If the situation is disadvantageous for the county then the elected folks need to find a way to make it advantageous for us by working within the system.

PTC Observer
PTC Observer's picture
Joined: 04/23/2007
Mayor Steele

It is not necessary to read a bill that does nothing more than create yet another way to get government into the citizens' pocketbook. The fact is that a bill allowing for a regional SPLOST was passed. It was passed with support from our local representatives, Senator Chance and Representative Ramsey. This says loads about the disconnect between citizens and their representatives. It certainly does not protect our interests.

In Georgia, as you point out, we have a fair tax on funding and maintaining roads, it is a road use tax that is tied to gasoline consumption. As you use the roads more you pay more in taxes. This is a fair way to fund roads. The Georgia legislature could have simply budgeted the amount that the DOT thinks it needs to fund roads in and around Atlanta Region, then the State wide gasoline tax would then be adjusted to acheive this target. People that use these roads would be taxed based on their use of gasoline. It would also have the beneficial effect of reducing driving and promoting car pooling.

Why is it that Fayette county should be put at the mercy the "majority" of surrounding counties that have larger populations? This is a bad bill and it needs to be repealed, if our representatives supported it then they should explain their support. Then the citizens can decide at the next election.

ginga1414's picture
Joined: 09/01/2008
Atlanta Regional Commission's SPLOST

So, Fayette County voters have the right to vote "NO" to a 10 year SPLOST but if the regional vote is "YES" we have no choice but to pay the tax for 10 years. Fayette County citizens will be paying for road projects in other counties as well as road projects in our own county and vice-versa.

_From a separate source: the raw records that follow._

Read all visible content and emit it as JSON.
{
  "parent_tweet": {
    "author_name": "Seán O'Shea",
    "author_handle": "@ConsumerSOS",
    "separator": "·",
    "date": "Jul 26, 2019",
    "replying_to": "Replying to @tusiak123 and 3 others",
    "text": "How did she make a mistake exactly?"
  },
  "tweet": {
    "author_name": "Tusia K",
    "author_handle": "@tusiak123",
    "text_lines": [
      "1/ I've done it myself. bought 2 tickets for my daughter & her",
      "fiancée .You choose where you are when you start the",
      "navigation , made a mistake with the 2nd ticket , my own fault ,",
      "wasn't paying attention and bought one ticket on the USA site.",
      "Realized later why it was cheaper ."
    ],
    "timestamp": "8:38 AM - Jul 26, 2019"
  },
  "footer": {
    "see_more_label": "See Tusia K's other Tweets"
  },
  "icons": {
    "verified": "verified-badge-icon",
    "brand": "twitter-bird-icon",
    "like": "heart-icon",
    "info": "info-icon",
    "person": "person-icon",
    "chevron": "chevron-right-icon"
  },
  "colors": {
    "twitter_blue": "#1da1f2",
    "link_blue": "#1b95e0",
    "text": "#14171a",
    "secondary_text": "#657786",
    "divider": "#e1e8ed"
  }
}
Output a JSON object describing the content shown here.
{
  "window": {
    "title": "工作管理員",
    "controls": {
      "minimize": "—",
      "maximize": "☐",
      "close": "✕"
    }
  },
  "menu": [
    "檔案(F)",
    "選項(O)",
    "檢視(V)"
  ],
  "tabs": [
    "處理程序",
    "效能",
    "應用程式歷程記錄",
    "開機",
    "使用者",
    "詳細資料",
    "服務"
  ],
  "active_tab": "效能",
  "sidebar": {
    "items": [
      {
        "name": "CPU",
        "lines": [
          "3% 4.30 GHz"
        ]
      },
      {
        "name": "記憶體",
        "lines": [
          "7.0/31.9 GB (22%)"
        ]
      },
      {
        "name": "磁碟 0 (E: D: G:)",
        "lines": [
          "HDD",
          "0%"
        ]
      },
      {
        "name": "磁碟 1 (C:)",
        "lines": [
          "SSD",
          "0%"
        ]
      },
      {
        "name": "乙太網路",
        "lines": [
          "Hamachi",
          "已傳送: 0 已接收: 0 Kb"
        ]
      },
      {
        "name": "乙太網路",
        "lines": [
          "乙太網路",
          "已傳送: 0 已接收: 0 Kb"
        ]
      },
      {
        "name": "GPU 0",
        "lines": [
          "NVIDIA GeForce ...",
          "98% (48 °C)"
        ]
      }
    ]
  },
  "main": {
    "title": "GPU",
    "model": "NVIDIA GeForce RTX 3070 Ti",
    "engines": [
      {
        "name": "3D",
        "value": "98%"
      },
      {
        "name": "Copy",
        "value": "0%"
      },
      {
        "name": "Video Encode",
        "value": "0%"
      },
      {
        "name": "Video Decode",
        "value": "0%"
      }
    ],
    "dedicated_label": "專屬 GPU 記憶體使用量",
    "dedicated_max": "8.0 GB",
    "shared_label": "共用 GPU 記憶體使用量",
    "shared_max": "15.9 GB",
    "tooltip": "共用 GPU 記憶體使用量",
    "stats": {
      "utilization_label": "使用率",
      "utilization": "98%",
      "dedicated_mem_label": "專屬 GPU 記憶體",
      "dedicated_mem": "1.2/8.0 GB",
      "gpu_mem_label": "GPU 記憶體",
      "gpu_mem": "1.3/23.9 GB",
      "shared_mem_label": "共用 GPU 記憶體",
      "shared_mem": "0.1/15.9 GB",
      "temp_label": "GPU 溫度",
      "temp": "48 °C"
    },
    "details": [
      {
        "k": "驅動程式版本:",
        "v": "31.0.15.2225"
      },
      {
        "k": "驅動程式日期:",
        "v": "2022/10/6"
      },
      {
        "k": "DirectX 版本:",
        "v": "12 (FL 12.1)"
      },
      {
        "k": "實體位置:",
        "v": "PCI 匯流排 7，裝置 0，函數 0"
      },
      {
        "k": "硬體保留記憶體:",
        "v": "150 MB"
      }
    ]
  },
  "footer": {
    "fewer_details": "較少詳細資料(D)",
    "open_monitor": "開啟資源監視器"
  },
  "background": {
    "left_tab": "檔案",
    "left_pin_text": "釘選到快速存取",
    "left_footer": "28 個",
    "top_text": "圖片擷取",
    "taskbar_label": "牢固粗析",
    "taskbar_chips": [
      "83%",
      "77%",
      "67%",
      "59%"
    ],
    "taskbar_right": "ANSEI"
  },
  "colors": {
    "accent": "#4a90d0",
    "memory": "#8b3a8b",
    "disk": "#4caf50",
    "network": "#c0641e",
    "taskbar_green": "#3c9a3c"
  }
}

I, previously, did read the entire law and wasn't one bit more impressed after reading it than I was before reading it.

When I first started reading your piece, I said to myself, "Ah, an informational piece." However, that thought deteriorated. By the time I reached the last paragraph, your intentions became crystal clear. Your last paragraph said, "All information in this article has been taken from HB 277. The quotation marks reflect sections that were lifted verbatim from the law. For those individuals that might have trouble sleeping at night, you may go to and download the entire 39 pages of the bill."

If there had been a question, in my mind, of your intentions, your very last sentence said it all. "For those individuals that might have trouble sleeping at night, you may go to and download the entire 39 pages of the bill."